Even in 1836 the Inspector of Prisons found fault with the system within the prison. The prisoners were allowed to amuse themselves with gambling, card-playing, and draughts; sometimes they obtained, by stealth, says a writer in Knight's "London," the luxury of tobacco, and a newspaper. Sometimes they could get drunk. Instruments to facilitate prison-breaking were found in the prison. Combs and towels were not provided, and the supply of soap was insufficient. In their Report of 1843, the inspectors say, "It has been our painful duty, again and again, to point attention to the serious evils resulting from gaol association, and consequent necessary contamination in this prison. The importance of this prison, in this point of view, is very great. As the great metropolitan prison for the untried, it is here that those most skilled in crime of every form, those whom the temptations, the excesses, and the experience of this great city have led through a course of crime to the highest skill in the arts of depredation, and the lowest degradation of infamy, meet together with those who are new to such courses, and who are only too ready to learn how they may pursue the career they have just entered upon with most security from detection and punishment, and with greater success and indulgence.
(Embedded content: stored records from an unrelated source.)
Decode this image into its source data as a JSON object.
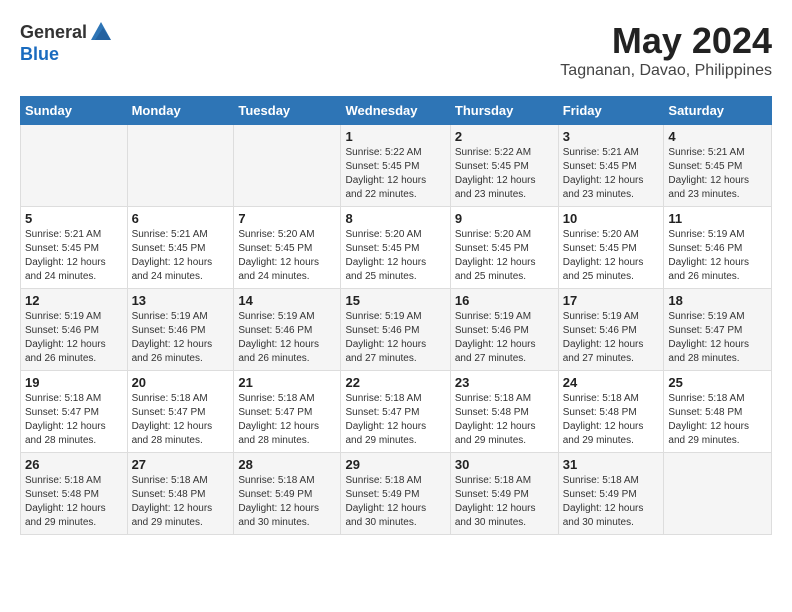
{
  "logo": {
    "general": "General",
    "blue": "Blue"
  },
  "title": "May 2024",
  "subtitle": "Tagnanan, Davao, Philippines",
  "weekdays": [
    "Sunday",
    "Monday",
    "Tuesday",
    "Wednesday",
    "Thursday",
    "Friday",
    "Saturday"
  ],
  "weeks": [
    [
      {
        "day": "",
        "info": ""
      },
      {
        "day": "",
        "info": ""
      },
      {
        "day": "",
        "info": ""
      },
      {
        "day": "1",
        "info": "Sunrise: 5:22 AM\nSunset: 5:45 PM\nDaylight: 12 hours\nand 22 minutes."
      },
      {
        "day": "2",
        "info": "Sunrise: 5:22 AM\nSunset: 5:45 PM\nDaylight: 12 hours\nand 23 minutes."
      },
      {
        "day": "3",
        "info": "Sunrise: 5:21 AM\nSunset: 5:45 PM\nDaylight: 12 hours\nand 23 minutes."
      },
      {
        "day": "4",
        "info": "Sunrise: 5:21 AM\nSunset: 5:45 PM\nDaylight: 12 hours\nand 23 minutes."
      }
    ],
    [
      {
        "day": "5",
        "info": "Sunrise: 5:21 AM\nSunset: 5:45 PM\nDaylight: 12 hours\nand 24 minutes."
      },
      {
        "day": "6",
        "info": "Sunrise: 5:21 AM\nSunset: 5:45 PM\nDaylight: 12 hours\nand 24 minutes."
      },
      {
        "day": "7",
        "info": "Sunrise: 5:20 AM\nSunset: 5:45 PM\nDaylight: 12 hours\nand 24 minutes."
      },
      {
        "day": "8",
        "info": "Sunrise: 5:20 AM\nSunset: 5:45 PM\nDaylight: 12 hours\nand 25 minutes."
      },
      {
        "day": "9",
        "info": "Sunrise: 5:20 AM\nSunset: 5:45 PM\nDaylight: 12 hours\nand 25 minutes."
      },
      {
        "day": "10",
        "info": "Sunrise: 5:20 AM\nSunset: 5:45 PM\nDaylight: 12 hours\nand 25 minutes."
      },
      {
        "day": "11",
        "info": "Sunrise: 5:19 AM\nSunset: 5:46 PM\nDaylight: 12 hours\nand 26 minutes."
      }
    ],
    [
      {
        "day": "12",
        "info": "Sunrise: 5:19 AM\nSunset: 5:46 PM\nDaylight: 12 hours\nand 26 minutes."
      },
      {
        "day": "13",
        "info": "Sunrise: 5:19 AM\nSunset: 5:46 PM\nDaylight: 12 hours\nand 26 minutes."
      },
      {
        "day": "14",
        "info": "Sunrise: 5:19 AM\nSunset: 5:46 PM\nDaylight: 12 hours\nand 26 minutes."
      },
      {
        "day": "15",
        "info": "Sunrise: 5:19 AM\nSunset: 5:46 PM\nDaylight: 12 hours\nand 27 minutes."
      },
      {
        "day": "16",
        "info": "Sunrise: 5:19 AM\nSunset: 5:46 PM\nDaylight: 12 hours\nand 27 minutes."
      },
      {
        "day": "17",
        "info": "Sunrise: 5:19 AM\nSunset: 5:46 PM\nDaylight: 12 hours\nand 27 minutes."
      },
      {
        "day": "18",
        "info": "Sunrise: 5:19 AM\nSunset: 5:47 PM\nDaylight: 12 hours\nand 28 minutes."
      }
    ],
    [
      {
        "day": "19",
        "info": "Sunrise: 5:18 AM\nSunset: 5:47 PM\nDaylight: 12 hours\nand 28 minutes."
      },
      {
        "day": "20",
        "info": "Sunrise: 5:18 AM\nSunset: 5:47 PM\nDaylight: 12 hours\nand 28 minutes."
      },
      {
        "day": "21",
        "info": "Sunrise: 5:18 AM\nSunset: 5:47 PM\nDaylight: 12 hours\nand 28 minutes."
      },
      {
        "day": "22",
        "info": "Sunrise: 5:18 AM\nSunset: 5:47 PM\nDaylight: 12 hours\nand 29 minutes."
      },
      {
        "day": "23",
        "info": "Sunrise: 5:18 AM\nSunset: 5:48 PM\nDaylight: 12 hours\nand 29 minutes."
      },
      {
        "day": "24",
        "info": "Sunrise: 5:18 AM\nSunset: 5:48 PM\nDaylight: 12 hours\nand 29 minutes."
      },
      {
        "day": "25",
        "info": "Sunrise: 5:18 AM\nSunset: 5:48 PM\nDaylight: 12 hours\nand 29 minutes."
      }
    ],
    [
      {
        "day": "26",
        "info": "Sunrise: 5:18 AM\nSunset: 5:48 PM\nDaylight: 12 hours\nand 29 minutes."
      },
      {
        "day": "27",
        "info": "Sunrise: 5:18 AM\nSunset: 5:48 PM\nDaylight: 12 hours\nand 29 minutes."
      },
      {
        "day": "28",
        "info": "Sunrise: 5:18 AM\nSunset: 5:49 PM\nDaylight: 12 hours\nand 30 minutes."
      },
      {
        "day": "29",
        "info": "Sunrise: 5:18 AM\nSunset: 5:49 PM\nDaylight: 12 hours\nand 30 minutes."
      },
      {
        "day": "30",
        "info": "Sunrise: 5:18 AM\nSunset: 5:49 PM\nDaylight: 12 hours\nand 30 minutes."
      },
      {
        "day": "31",
        "info": "Sunrise: 5:18 AM\nSunset: 5:49 PM\nDaylight: 12 hours\nand 30 minutes."
      },
      {
        "day": "",
        "info": ""
      }
    ]
  ]
}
The numbers committed (nearly 4,000 per annum), which are still increasing, render this a subject of still greater moment."